- Personalized student dashboard: Registered Students get a Personalized student dashboard with a login password. You can watch the lectures anywhere, anytime. You can also track studies through realtime course progress.
- Answer Writing Practice: There are extensive answer writing sessions exactly based on UPSC pattern. Kindly note that evaluation is not part of the Classroom course. Evaluation is available for test series students.
- Model Answers: You will get model answers to the previous year questions, expected questions etc.
- Expert Support: You will get Doubt clearance Sessions via mail, chat, or phone, as and when required.
- Offline centre Support at Delhi.
- Two-way feedback: We take students’ feedback seriously. We can remove or replace faculties if the feedback is not good.
Our Methodology for content Development
We are a content-based coaching. We spend 6-8 hours for a 20-30 minute lecture to provide you the most comprehensive and Synoptic content for UPSC IAS (Indian Administrative Services) and IFS (Indian Forest Services).
Our Approach- Syllabus and previous year papers are the Key!
- It is a well-established fact that at least 80-90% of questions are repeated directly or indirectly in UPSC Optional Papers.
- Considering this fact, the content is made while considering two parameters: UPSC Syllabus Plus Previous Year Question Papers.
- Our classroom lectures, content, and test Series are based on UPSC pattern.
- The Optional content is made from standard textbooks and references, research papers, and Journals. This requires years of learning and understanding of the subjects.
- Minimum Content: 30% of the market. No garbage material. No other institute is even closer to us in content.

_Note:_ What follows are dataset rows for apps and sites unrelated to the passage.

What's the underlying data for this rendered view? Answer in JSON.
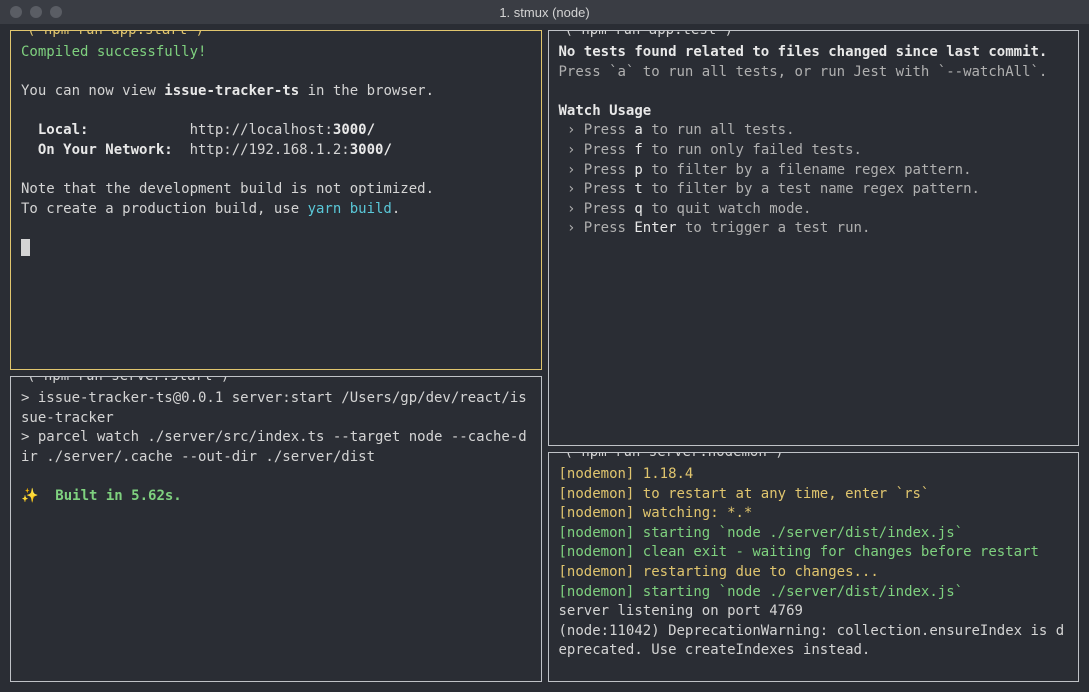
{
  "window": {
    "title": "1. stmux (node)"
  },
  "panes": {
    "appStart": {
      "label": "( npm run app:start )",
      "line1": "Compiled successfully!",
      "line2a": "You can now view ",
      "line2b": "issue-tracker-ts",
      "line2c": " in the browser.",
      "localLabel": "  Local:",
      "localPad": "            ",
      "localUrlA": "http://localhost:",
      "localUrlB": "3000/",
      "netLabel": "  On Your Network:",
      "netPad": "  ",
      "netUrlA": "http://192.168.1.2:",
      "netUrlB": "3000/",
      "note1": "Note that the development build is not optimized.",
      "note2a": "To create a production build, use ",
      "note2b": "yarn build",
      "note2c": "."
    },
    "serverStart": {
      "label": "( npm run server:start )",
      "line1": "> issue-tracker-ts@0.0.1 server:start /Users/gp/dev/react/issue-tracker",
      "line2": "> parcel watch ./server/src/index.ts --target node --cache-dir ./server/.cache --out-dir ./server/dist",
      "sparkle": "✨  ",
      "built": "Built in 5.62s."
    },
    "appTest": {
      "label": "( npm run app:test )",
      "line1": "No tests found related to files changed since last commit.",
      "line2": "Press `a` to run all tests, or run Jest with `--watchAll`.",
      "heading": "Watch Usage",
      "u1a": " › Press ",
      "u1b": "a",
      "u1c": " to run all tests.",
      "u2a": " › Press ",
      "u2b": "f",
      "u2c": " to run only failed tests.",
      "u3a": " › Press ",
      "u3b": "p",
      "u3c": " to filter by a filename regex pattern.",
      "u4a": " › Press ",
      "u4b": "t",
      "u4c": " to filter by a test name regex pattern.",
      "u5a": " › Press ",
      "u5b": "q",
      "u5c": " to quit watch mode.",
      "u6a": " › Press ",
      "u6b": "Enter",
      "u6c": " to trigger a test run."
    },
    "serverNodemon": {
      "label": "( npm run server:nodemon )",
      "l1": "[nodemon] 1.18.4",
      "l2": "[nodemon] to restart at any time, enter `rs`",
      "l3": "[nodemon] watching: *.*",
      "l4": "[nodemon] starting `node ./server/dist/index.js`",
      "l5": "[nodemon] clean exit - waiting for changes before restart",
      "l6": "[nodemon] restarting due to changes...",
      "l7": "[nodemon] starting `node ./server/dist/index.js`",
      "l8": "server listening on port 4769",
      "l9": "(node:11042) DeprecationWarning: collection.ensureIndex is deprecated. Use createIndexes instead."
    }
  }
}
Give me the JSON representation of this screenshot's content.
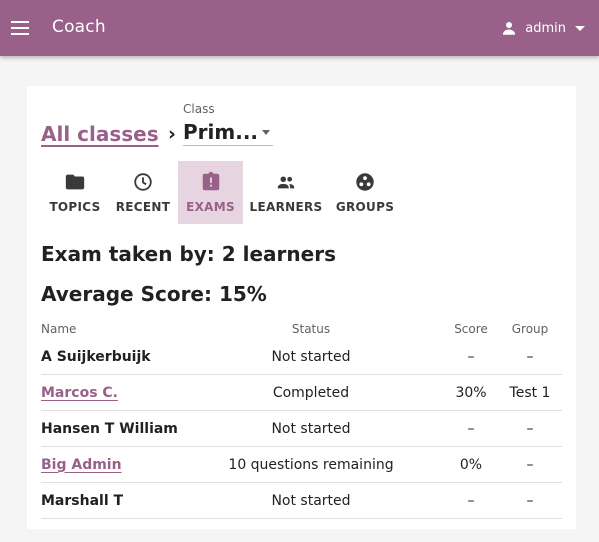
{
  "appbar": {
    "title": "Coach",
    "user": "admin",
    "menu_icon": "menu-icon",
    "user_icon": "person-icon",
    "color": "#996189"
  },
  "breadcrumb": {
    "all_classes": "All classes",
    "separator": "›",
    "class_label": "Class",
    "class_value": "Prim..."
  },
  "tabs": [
    {
      "label": "TOPICS",
      "icon": "folder-icon",
      "active": false
    },
    {
      "label": "RECENT",
      "icon": "clock-icon",
      "active": false
    },
    {
      "label": "EXAMS",
      "icon": "exam-icon",
      "active": true
    },
    {
      "label": "LEARNERS",
      "icon": "people-icon",
      "active": false
    },
    {
      "label": "GROUPS",
      "icon": "groups-icon",
      "active": false
    }
  ],
  "summary": {
    "taken_by": "Exam taken by: 2 learners",
    "average": "Average Score: 15%"
  },
  "table": {
    "headers": {
      "name": "Name",
      "status": "Status",
      "score": "Score",
      "group": "Group"
    },
    "rows": [
      {
        "name": "A Suijkerbuijk",
        "status": "Not started",
        "score": "–",
        "group": "–",
        "link": false
      },
      {
        "name": "Marcos C.",
        "status": "Completed",
        "score": "30%",
        "group": "Test 1",
        "link": true
      },
      {
        "name": "Hansen T William",
        "status": "Not started",
        "score": "–",
        "group": "–",
        "link": false
      },
      {
        "name": "Big Admin",
        "status": "10 questions remaining",
        "score": "0%",
        "group": "–",
        "link": true
      },
      {
        "name": "Marshall T",
        "status": "Not started",
        "score": "–",
        "group": "–",
        "link": false
      }
    ]
  }
}
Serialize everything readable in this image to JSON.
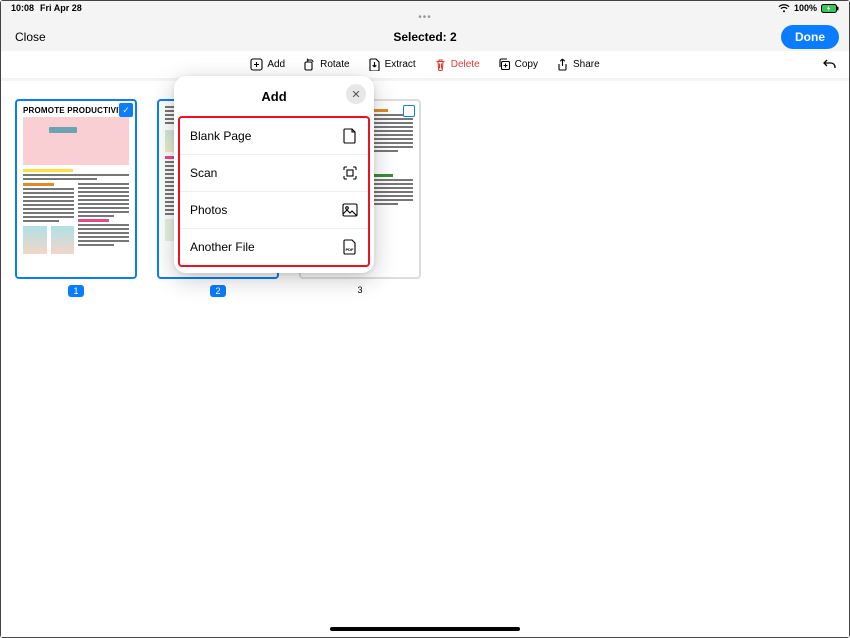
{
  "status": {
    "time": "10:08",
    "date": "Fri Apr 28",
    "battery_pct": "100%"
  },
  "titlebar": {
    "close": "Close",
    "title": "Selected: 2",
    "done": "Done"
  },
  "toolbar": {
    "add": "Add",
    "rotate": "Rotate",
    "extract": "Extract",
    "delete": "Delete",
    "copy": "Copy",
    "share": "Share"
  },
  "thumbs": [
    {
      "num": "1",
      "selected": true,
      "title": "PROMOTE PRODUCTIVITY"
    },
    {
      "num": "2",
      "selected": true,
      "title": ""
    },
    {
      "num": "3",
      "selected": false,
      "title": ""
    }
  ],
  "popover": {
    "title": "Add",
    "items": [
      {
        "label": "Blank Page",
        "icon": "blank-page-icon"
      },
      {
        "label": "Scan",
        "icon": "scan-icon"
      },
      {
        "label": "Photos",
        "icon": "photos-icon"
      },
      {
        "label": "Another File",
        "icon": "pdf-file-icon"
      }
    ]
  }
}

- The content development team and faculty members are not the amateur UPSC aspirants. For optionals, we have subject matter experts from pioneer universities of India like JNU, Jamia Millia, Delhi University, AMU among others.